WORK REQUEST —
Without changing a character, output all of the records.

[Stored data entries]
BEGIN
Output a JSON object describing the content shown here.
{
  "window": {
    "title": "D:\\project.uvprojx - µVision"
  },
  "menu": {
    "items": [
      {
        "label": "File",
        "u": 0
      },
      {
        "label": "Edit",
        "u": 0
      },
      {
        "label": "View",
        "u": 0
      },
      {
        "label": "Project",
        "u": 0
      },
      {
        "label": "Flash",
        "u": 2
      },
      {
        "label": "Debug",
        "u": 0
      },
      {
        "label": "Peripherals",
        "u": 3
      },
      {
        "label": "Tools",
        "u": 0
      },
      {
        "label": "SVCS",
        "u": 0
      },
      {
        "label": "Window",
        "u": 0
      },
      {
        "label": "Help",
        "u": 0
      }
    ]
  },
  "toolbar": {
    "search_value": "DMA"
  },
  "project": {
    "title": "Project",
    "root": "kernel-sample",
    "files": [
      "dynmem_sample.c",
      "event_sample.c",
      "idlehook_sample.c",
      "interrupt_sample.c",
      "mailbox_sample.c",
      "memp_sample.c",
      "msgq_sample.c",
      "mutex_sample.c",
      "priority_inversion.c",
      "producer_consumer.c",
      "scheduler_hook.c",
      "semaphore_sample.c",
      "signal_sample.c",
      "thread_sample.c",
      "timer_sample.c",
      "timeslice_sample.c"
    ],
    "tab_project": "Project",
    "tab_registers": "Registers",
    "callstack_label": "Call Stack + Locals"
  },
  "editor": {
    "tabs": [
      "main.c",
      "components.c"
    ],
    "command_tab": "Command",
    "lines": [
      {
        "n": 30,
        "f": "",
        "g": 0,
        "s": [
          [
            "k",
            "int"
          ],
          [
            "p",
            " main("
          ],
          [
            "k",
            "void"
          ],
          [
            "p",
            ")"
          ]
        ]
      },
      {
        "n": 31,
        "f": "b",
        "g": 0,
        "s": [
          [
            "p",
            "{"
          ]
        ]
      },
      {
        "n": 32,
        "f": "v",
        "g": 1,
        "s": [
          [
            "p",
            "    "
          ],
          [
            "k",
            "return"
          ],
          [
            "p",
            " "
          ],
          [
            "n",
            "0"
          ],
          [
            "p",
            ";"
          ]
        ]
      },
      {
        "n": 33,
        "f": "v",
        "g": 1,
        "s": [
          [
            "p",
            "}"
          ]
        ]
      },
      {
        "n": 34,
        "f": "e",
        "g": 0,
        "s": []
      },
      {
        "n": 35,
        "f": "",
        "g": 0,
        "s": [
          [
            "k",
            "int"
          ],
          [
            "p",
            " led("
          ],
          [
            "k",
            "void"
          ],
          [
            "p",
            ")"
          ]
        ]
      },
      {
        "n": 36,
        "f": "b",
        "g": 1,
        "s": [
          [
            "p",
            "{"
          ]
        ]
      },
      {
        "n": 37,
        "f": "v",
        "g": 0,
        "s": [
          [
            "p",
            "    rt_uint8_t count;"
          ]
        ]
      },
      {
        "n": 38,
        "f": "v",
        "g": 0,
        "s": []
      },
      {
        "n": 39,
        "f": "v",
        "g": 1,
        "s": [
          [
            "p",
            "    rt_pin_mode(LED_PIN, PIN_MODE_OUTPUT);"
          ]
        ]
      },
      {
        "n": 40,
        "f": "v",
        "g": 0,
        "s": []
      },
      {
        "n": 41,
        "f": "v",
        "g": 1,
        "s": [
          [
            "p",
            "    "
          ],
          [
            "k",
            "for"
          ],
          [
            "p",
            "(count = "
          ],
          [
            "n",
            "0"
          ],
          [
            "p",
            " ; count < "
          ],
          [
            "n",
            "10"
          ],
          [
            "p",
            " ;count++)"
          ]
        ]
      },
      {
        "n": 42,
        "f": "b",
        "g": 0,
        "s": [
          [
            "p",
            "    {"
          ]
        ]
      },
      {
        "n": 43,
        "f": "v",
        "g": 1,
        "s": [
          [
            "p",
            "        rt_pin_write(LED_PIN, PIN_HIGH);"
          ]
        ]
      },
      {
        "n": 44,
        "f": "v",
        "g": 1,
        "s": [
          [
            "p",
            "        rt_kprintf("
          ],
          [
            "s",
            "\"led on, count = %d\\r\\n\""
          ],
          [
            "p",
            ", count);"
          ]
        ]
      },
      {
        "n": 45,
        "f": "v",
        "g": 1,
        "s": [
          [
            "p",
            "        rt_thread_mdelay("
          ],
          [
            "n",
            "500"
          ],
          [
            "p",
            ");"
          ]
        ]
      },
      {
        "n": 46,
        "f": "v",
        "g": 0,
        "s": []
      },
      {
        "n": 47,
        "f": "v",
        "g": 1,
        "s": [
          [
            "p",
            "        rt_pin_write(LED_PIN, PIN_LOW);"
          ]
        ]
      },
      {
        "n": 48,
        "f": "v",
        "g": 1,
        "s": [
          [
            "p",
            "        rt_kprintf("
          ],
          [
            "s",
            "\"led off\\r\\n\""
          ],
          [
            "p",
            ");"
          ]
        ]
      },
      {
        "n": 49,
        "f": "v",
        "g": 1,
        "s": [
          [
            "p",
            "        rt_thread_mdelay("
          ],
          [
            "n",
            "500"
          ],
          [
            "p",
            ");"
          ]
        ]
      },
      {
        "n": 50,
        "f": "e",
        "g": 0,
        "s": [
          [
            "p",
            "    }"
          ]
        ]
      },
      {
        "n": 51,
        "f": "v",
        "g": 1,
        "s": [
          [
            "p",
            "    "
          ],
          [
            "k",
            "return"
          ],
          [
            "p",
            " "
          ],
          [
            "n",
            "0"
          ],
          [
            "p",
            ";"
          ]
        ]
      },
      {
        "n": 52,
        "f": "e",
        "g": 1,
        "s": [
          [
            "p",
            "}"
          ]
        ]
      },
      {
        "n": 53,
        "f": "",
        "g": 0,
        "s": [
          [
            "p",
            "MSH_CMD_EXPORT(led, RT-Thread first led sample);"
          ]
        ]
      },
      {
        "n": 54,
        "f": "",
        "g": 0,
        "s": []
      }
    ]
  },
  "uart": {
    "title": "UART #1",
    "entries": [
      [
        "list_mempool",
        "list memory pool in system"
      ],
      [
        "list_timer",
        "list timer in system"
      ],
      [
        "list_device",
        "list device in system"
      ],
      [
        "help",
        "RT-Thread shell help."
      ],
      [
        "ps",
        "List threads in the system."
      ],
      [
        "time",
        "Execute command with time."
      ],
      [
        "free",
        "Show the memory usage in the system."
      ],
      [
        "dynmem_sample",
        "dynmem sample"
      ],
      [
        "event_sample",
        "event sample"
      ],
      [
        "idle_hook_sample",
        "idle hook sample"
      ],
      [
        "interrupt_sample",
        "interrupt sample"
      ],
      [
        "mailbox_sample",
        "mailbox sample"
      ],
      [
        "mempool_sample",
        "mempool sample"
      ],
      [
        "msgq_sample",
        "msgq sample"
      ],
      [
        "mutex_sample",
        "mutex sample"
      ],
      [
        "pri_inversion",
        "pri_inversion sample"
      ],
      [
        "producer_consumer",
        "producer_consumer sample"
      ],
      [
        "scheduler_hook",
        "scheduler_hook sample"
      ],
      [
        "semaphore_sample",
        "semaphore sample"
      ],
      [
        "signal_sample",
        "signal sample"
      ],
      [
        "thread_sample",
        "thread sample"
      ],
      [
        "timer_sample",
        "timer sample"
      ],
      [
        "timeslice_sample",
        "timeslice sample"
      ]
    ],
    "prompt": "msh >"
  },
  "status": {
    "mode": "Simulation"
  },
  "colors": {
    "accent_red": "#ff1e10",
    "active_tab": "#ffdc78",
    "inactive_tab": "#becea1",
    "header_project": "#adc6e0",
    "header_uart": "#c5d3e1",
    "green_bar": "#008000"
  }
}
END
OUTPUT OF THE TASK —
Output a JSON object describing the content shown here.
{
  "window": {
    "title": "D:\\project.uvprojx - µVision"
  },
  "menu": {
    "items": [
      {
        "label": "File",
        "u": 0
      },
      {
        "label": "Edit",
        "u": 0
      },
      {
        "label": "View",
        "u": 0
      },
      {
        "label": "Project",
        "u": 0
      },
      {
        "label": "Flash",
        "u": 2
      },
      {
        "label": "Debug",
        "u": 0
      },
      {
        "label": "Peripherals",
        "u": 3
      },
      {
        "label": "Tools",
        "u": 0
      },
      {
        "label": "SVCS",
        "u": 0
      },
      {
        "label": "Window",
        "u": 0
      },
      {
        "label": "Help",
        "u": 0
      }
    ]
  },
  "toolbar": {
    "search_value": "DMA"
  },
  "project": {
    "title": "Project",
    "root": "kernel-sample",
    "files": [
      "dynmem_sample.c",
      "event_sample.c",
      "idlehook_sample.c",
      "interrupt_sample.c",
      "mailbox_sample.c",
      "memp_sample.c",
      "msgq_sample.c",
      "mutex_sample.c",
      "priority_inversion.c",
      "producer_consumer.c",
      "scheduler_hook.c",
      "semaphore_sample.c",
      "signal_sample.c",
      "thread_sample.c",
      "timer_sample.c",
      "timeslice_sample.c"
    ],
    "tab_project": "Project",
    "tab_registers": "Registers",
    "callstack_label": "Call Stack + Locals"
  },
  "editor": {
    "tabs": [
      "main.c",
      "components.c"
    ],
    "command_tab": "Command",
    "lines": [
      {
        "n": 30,
        "f": "",
        "g": 0,
        "s": [
          [
            "k",
            "int"
          ],
          [
            "p",
            " main("
          ],
          [
            "k",
            "void"
          ],
          [
            "p",
            ")"
          ]
        ]
      },
      {
        "n": 31,
        "f": "b",
        "g": 0,
        "s": [
          [
            "p",
            "{"
          ]
        ]
      },
      {
        "n": 32,
        "f": "v",
        "g": 1,
        "s": [
          [
            "p",
            "    "
          ],
          [
            "k",
            "return"
          ],
          [
            "p",
            " "
          ],
          [
            "n",
            "0"
          ],
          [
            "p",
            ";"
          ]
        ]
      },
      {
        "n": 33,
        "f": "v",
        "g": 1,
        "s": [
          [
            "p",
            "}"
          ]
        ]
      },
      {
        "n": 34,
        "f": "e",
        "g": 0,
        "s": []
      },
      {
        "n": 35,
        "f": "",
        "g": 0,
        "s": [
          [
            "k",
            "int"
          ],
          [
            "p",
            " led("
          ],
          [
            "k",
            "void"
          ],
          [
            "p",
            ")"
          ]
        ]
      },
      {
        "n": 36,
        "f": "b",
        "g": 1,
        "s": [
          [
            "p",
            "{"
          ]
        ]
      },
      {
        "n": 37,
        "f": "v",
        "g": 0,
        "s": [
          [
            "p",
            "    rt_uint8_t count;"
          ]
        ]
      },
      {
        "n": 38,
        "f": "v",
        "g": 0,
        "s": []
      },
      {
        "n": 39,
        "f": "v",
        "g": 1,
        "s": [
          [
            "p",
            "    rt_pin_mode(LED_PIN, PIN_MODE_OUTPUT);"
          ]
        ]
      },
      {
        "n": 40,
        "f": "v",
        "g": 0,
        "s": []
      },
      {
        "n": 41,
        "f": "v",
        "g": 1,
        "s": [
          [
            "p",
            "    "
          ],
          [
            "k",
            "for"
          ],
          [
            "p",
            "(count = "
          ],
          [
            "n",
            "0"
          ],
          [
            "p",
            " ; count < "
          ],
          [
            "n",
            "10"
          ],
          [
            "p",
            " ;count++)"
          ]
        ]
      },
      {
        "n": 42,
        "f": "b",
        "g": 0,
        "s": [
          [
            "p",
            "    {"
          ]
        ]
      },
      {
        "n": 43,
        "f": "v",
        "g": 1,
        "s": [
          [
            "p",
            "        rt_pin_write(LED_PIN, PIN_HIGH);"
          ]
        ]
      },
      {
        "n": 44,
        "f": "v",
        "g": 1,
        "s": [
          [
            "p",
            "        rt_kprintf("
          ],
          [
            "s",
            "\"led on, count = %d\\r\\n\""
          ],
          [
            "p",
            ", count);"
          ]
        ]
      },
      {
        "n": 45,
        "f": "v",
        "g": 1,
        "s": [
          [
            "p",
            "        rt_thread_mdelay("
          ],
          [
            "n",
            "500"
          ],
          [
            "p",
            ");"
          ]
        ]
      },
      {
        "n": 46,
        "f": "v",
        "g": 0,
        "s": []
      },
      {
        "n": 47,
        "f": "v",
        "g": 1,
        "s": [
          [
            "p",
            "        rt_pin_write(LED_PIN, PIN_LOW);"
          ]
        ]
      },
      {
        "n": 48,
        "f": "v",
        "g": 1,
        "s": [
          [
            "p",
            "        rt_kprintf("
          ],
          [
            "s",
            "\"led off\\r\\n\""
          ],
          [
            "p",
            ");"
          ]
        ]
      },
      {
        "n": 49,
        "f": "v",
        "g": 1,
        "s": [
          [
            "p",
            "        rt_thread_mdelay("
          ],
          [
            "n",
            "500"
          ],
          [
            "p",
            ");"
          ]
        ]
      },
      {
        "n": 50,
        "f": "e",
        "g": 0,
        "s": [
          [
            "p",
            "    }"
          ]
        ]
      },
      {
        "n": 51,
        "f": "v",
        "g": 1,
        "s": [
          [
            "p",
            "    "
          ],
          [
            "k",
            "return"
          ],
          [
            "p",
            " "
          ],
          [
            "n",
            "0"
          ],
          [
            "p",
            ";"
          ]
        ]
      },
      {
        "n": 52,
        "f": "e",
        "g": 1,
        "s": [
          [
            "p",
            "}"
          ]
        ]
      },
      {
        "n": 53,
        "f": "",
        "g": 0,
        "s": [
          [
            "p",
            "MSH_CMD_EXPORT(led, RT-Thread first led sample);"
          ]
        ]
      },
      {
        "n": 54,
        "f": "",
        "g": 0,
        "s": []
      }
    ]
  },
  "uart": {
    "title": "UART #1",
    "entries": [
      [
        "list_mempool",
        "list memory pool in system"
      ],
      [
        "list_timer",
        "list timer in system"
      ],
      [
        "list_device",
        "list device in system"
      ],
      [
        "help",
        "RT-Thread shell help."
      ],
      [
        "ps",
        "List threads in the system."
      ],
      [
        "time",
        "Execute command with time."
      ],
      [
        "free",
        "Show the memory usage in the system."
      ],
      [
        "dynmem_sample",
        "dynmem sample"
      ],
      [
        "event_sample",
        "event sample"
      ],
      [
        "idle_hook_sample",
        "idle hook sample"
      ],
      [
        "interrupt_sample",
        "interrupt sample"
      ],
      [
        "mailbox_sample",
        "mailbox sample"
      ],
      [
        "mempool_sample",
        "mempool sample"
      ],
      [
        "msgq_sample",
        "msgq sample"
      ],
      [
        "mutex_sample",
        "mutex sample"
      ],
      [
        "pri_inversion",
        "pri_inversion sample"
      ],
      [
        "producer_consumer",
        "producer_consumer sample"
      ],
      [
        "scheduler_hook",
        "scheduler_hook sample"
      ],
      [
        "semaphore_sample",
        "semaphore sample"
      ],
      [
        "signal_sample",
        "signal sample"
      ],
      [
        "thread_sample",
        "thread sample"
      ],
      [
        "timer_sample",
        "timer sample"
      ],
      [
        "timeslice_sample",
        "timeslice sample"
      ]
    ],
    "prompt": "msh >"
  },
  "status": {
    "mode": "Simulation"
  },
  "colors": {
    "accent_red": "#ff1e10",
    "active_tab": "#ffdc78",
    "inactive_tab": "#becea1",
    "header_project": "#adc6e0",
    "header_uart": "#c5d3e1",
    "green_bar": "#008000"
  }
}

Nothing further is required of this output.